No other city in America has dared to offer safe haven to drug users, to get them off the streets. It's a debate that will get underway this week in San Francisco.
The city is looking at something called "safe sites" that could reduce the harmful effects of drug use. The concept is so controversial that no other city in the United States has implemented the program.
The main sponsor, the San Francisco Public Health Dept., will be holding an all-day symposium Thursday to discuss these so-called safe injection facilities. Twenty-seven cities in eight countries now have these sites. So far, there are none in the United States. [...]
"This city has declared states of emergency repeatedly in order to do the needle exchange and that's been a very successful program," says Grant Coffax with the San Francisco Public Health Department.

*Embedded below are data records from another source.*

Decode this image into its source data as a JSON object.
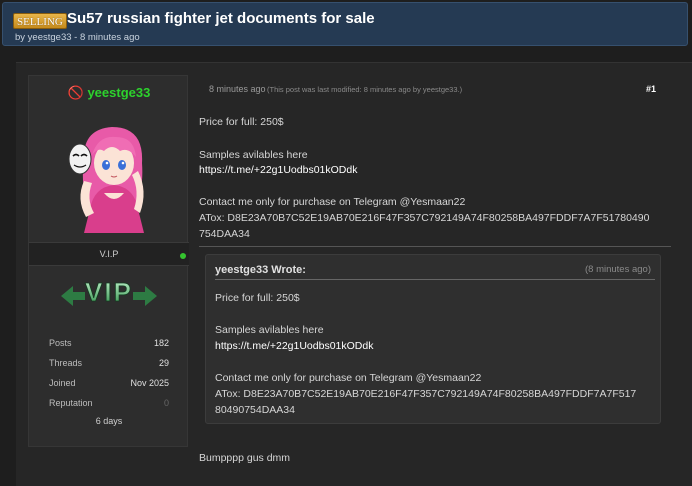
{
  "thread": {
    "prefix": "SELLING",
    "title": "Su57 russian fighter jet documents for sale",
    "meta": "by yeestge33 - 8 minutes ago"
  },
  "author": {
    "name": "🚫 yeestge33",
    "usertitle": "V.I.P",
    "badge_text": "VIP",
    "stats": [
      {
        "key": "Posts",
        "value": "182"
      },
      {
        "key": "Threads",
        "value": "29"
      },
      {
        "key": "Joined",
        "value": "Nov 2025"
      },
      {
        "key": "Reputation",
        "value": "0"
      }
    ],
    "last_visit": "6 days"
  },
  "post": {
    "time": "8 minutes ago",
    "edited": "(This post was last modified: 8 minutes ago by yeestge33.)",
    "number": "#1",
    "lines": {
      "price": "Price for full: 250$",
      "samples": "Samples avilables here",
      "link": "https://t.me/+22g1Uodbs01kODdk",
      "contact": "Contact me only for purchase on Telegram @Yesmaan22",
      "atox1": "ATox: D8E23A70B7C52E19AB70E216F47F357C792149A74F80258BA497FDDF7A7F51780490",
      "atox2": "754DAA34"
    },
    "quote": {
      "author": "yeestge33 Wrote:",
      "time": "(8 minutes ago)",
      "price": "Price for full: 250$",
      "samples": "Samples avilables here",
      "link": "https://t.me/+22g1Uodbs01kODdk",
      "contact": "Contact me only for purchase on Telegram @Yesmaan22",
      "atox1": "ATox: D8E23A70B7C52E19AB70E216F47F357C792149A74F80258BA497FDDF7A7F517",
      "atox2": "80490754DAA34"
    },
    "bump": "Bumpppp gus dmm"
  },
  "colors": {
    "header_bg": "#253a53",
    "username": "#2dd22d",
    "online": "#35c42f"
  }
}
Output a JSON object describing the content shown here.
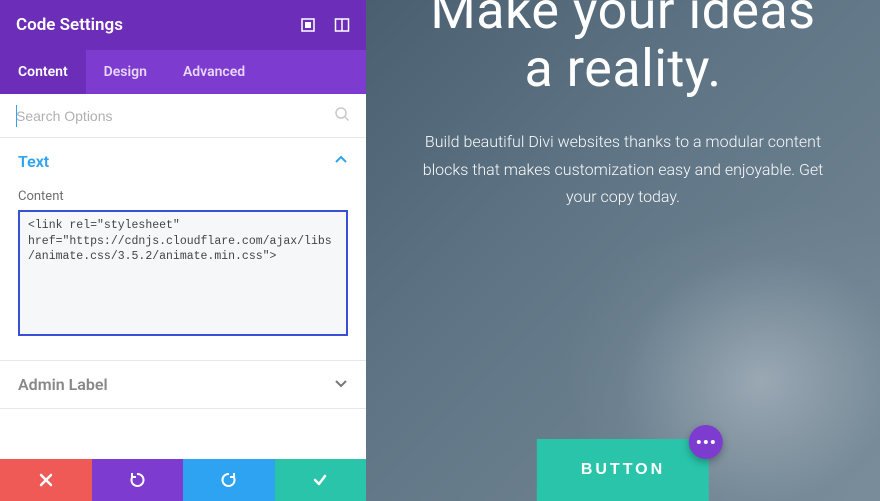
{
  "header": {
    "title": "Code Settings"
  },
  "tabs": {
    "content": "Content",
    "design": "Design",
    "advanced": "Advanced"
  },
  "search": {
    "placeholder": "Search Options"
  },
  "sections": {
    "text": {
      "title": "Text",
      "content_label": "Content",
      "code": "<link rel=\"stylesheet\" href=\"https://cdnjs.cloudflare.com/ajax/libs/animate.css/3.5.2/animate.min.css\">"
    },
    "admin": {
      "title": "Admin Label"
    }
  },
  "preview": {
    "heading": "Make your ideas a reality.",
    "subtext": "Build beautiful Divi websites thanks to a modular content blocks that makes customization easy and enjoyable. Get your copy today.",
    "button": "BUTTON"
  },
  "colors": {
    "accent_purple": "#7e3bd0",
    "accent_dark_purple": "#6c2eb9",
    "accent_blue": "#2ea3f2",
    "accent_green": "#29c4a9",
    "accent_red": "#ef5a56"
  }
}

Now the city is exploring another, perhaps more controversial approach. It's something called "safe injection facilities." [...]
The facility, called Insite, in in Vancouver, Canada. It's in the city's downtown east side which has one of the highest AIDS and Hepatitis C infection rates in the country.
Demonstration video shows an addict coming to the clinic with heroin he's bought on the streets, then shooting up with a nurse watching. He can then relax in the chill out room where he can talk with case workers if he wants. [...]
Public health official Grant Colfax says the Vancouver model seems to be working.
"There are data that support the approach in terms of reducing overdoses and actually reducing discarded needles around the parameter of these sites," says Colfax.
Vancouver's mayor hopes Insite will also cut crime in the downtown area.
"The street prostitution, the break-and-enters, the car thefts, all of this is related to drug addiction," says Vancouver Mayor Sam Sullivan.
But the Canadian Police Association is skeptical as are those who say facilities like this will encourage rather than cut down on the illegal drug trade.
"We should be helping those with a drug problem, not encourage them to continue," explains Tony Cannavino with the Canadian Police Association.
In San Francisco, police made 101 drug arrests in a 30-day span this summer along the Market Street corridor and in the Tenderloin. [...]
The Health Department says it has taken no position on safe injection facilities. All it wants is a dialogue.
"All we want to do is get input. The department's goal is to get addicts, drug users, into treatment, to get them into treatment to reduce their harm, to get them ultimately to stop using," says Coffax. [...]
If San Francisco, or for that matter, any American city wants to open one, do they need to get an exemption from the federal government? And of course, is it likely the government would ever grant one? Those are just part of many unanswered questions on a very controversial concept.